Pro+ Content/Storage magazine

Thank you for joining!
Access your Pro+ Content below.
Vol. 2 No. 8 October 2003

Low-End NAS is a Backup Mainstay

Everyone knows that storage area networks (SANs) are for block-based database storage, and network-attached storage (NAS) is for files. And now, increasingly, NAS is for backup, too. At least that's what two leaders in the low-end of the market are finding. According to a March 2003 customer survey by Snap Appliance, San Jose, CA, which makes entry-level and midrange NAS products, 35% of its customers responded that they were using their NAS devices as backup targets. In another customer survey, Snap competitor, Iomega, based in San Diego, CA, found that 31% of its customers were doing the same thing. @exb Overheard "Most people aren't ready for automation. They say 'The only thing automation will do for me is help me make bad decisions faster.'" --Tom Rose, vice president of marketing, AppIQ Inc. @exe That came as somewhat of a surprise to Joe Disher, Snap Appliance director of technical marketing. "Remember, this was before disk-to-disk really became a buzzword. At the time, I'd have guessed that maybe 15% were using NAS for ...

Access this Pro+ Content for Free!

By submitting you agree to recieve email from TechTarget and its partners. If you reside outside of the United States you consent to having your personal data transferred and processed in the United States. Privacy Policy
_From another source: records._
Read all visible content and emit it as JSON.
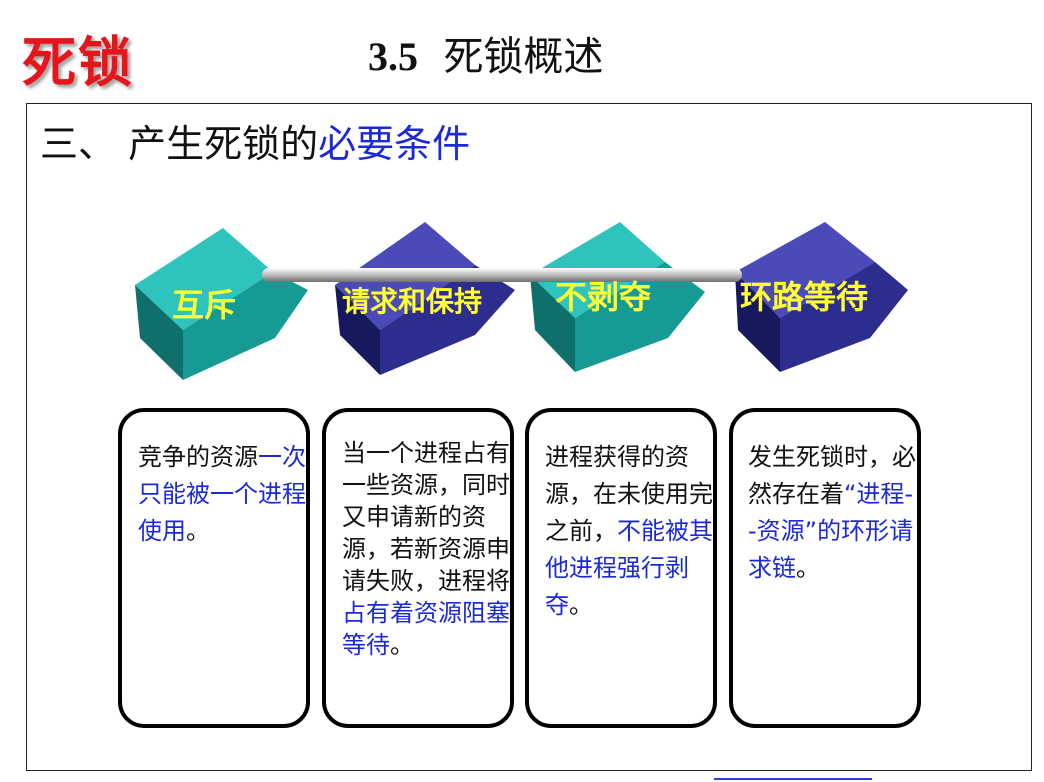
{
  "logo": {
    "text": "死锁"
  },
  "title": {
    "number": "3.5",
    "text": "死锁概述"
  },
  "section": {
    "prefix": "三、 产生死锁的",
    "highlight": "必要条件"
  },
  "conditions": [
    {
      "label": "互斥",
      "cube_color": "#1aa6a0",
      "desc_plain": "竞争的资源",
      "desc_highlight": "一次只能被一个进程使用",
      "desc_tail": "。"
    },
    {
      "label": "请求和保持",
      "cube_color": "#2c2d8c",
      "desc_plain": "当一个进程占有一些资源，同时又申请新的资源，若新资源申请失败，进程将",
      "desc_highlight": "占有着资源阻塞等待",
      "desc_tail": "。"
    },
    {
      "label": "不剥夺",
      "cube_color": "#1aa6a0",
      "desc_plain": "进程获得的资源，在未使用完之前，",
      "desc_highlight": "不能被其他进程强行剥夺",
      "desc_tail": "。"
    },
    {
      "label": "环路等待",
      "cube_color": "#2c2d8c",
      "desc_plain": "发生死锁时，必然存在着",
      "desc_highlight": "“进程--资源”的环形请求链",
      "desc_tail": "。"
    }
  ],
  "colors": {
    "accent_red": "#e8141b",
    "highlight_blue": "#1c29d6",
    "label_yellow": "#ffff33"
  }
}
Features in this issue

  • Spend less on storage

    by  Marc Farley

    Serial ATA disks can save you big bucks, but there's a bigger story here. By using RAID and a SAN, you can overcome many of its inherent reliability and performance limitations. It's time to rethink many of your assumptions about storage costs.

  • The survey says:

Columns in this issue

SearchSolidStateStorage

SearchVirtualStorage

SearchCloudStorage

SearchDisasterRecovery

SearchDataBackup

-ADS BY GOOGLE

Close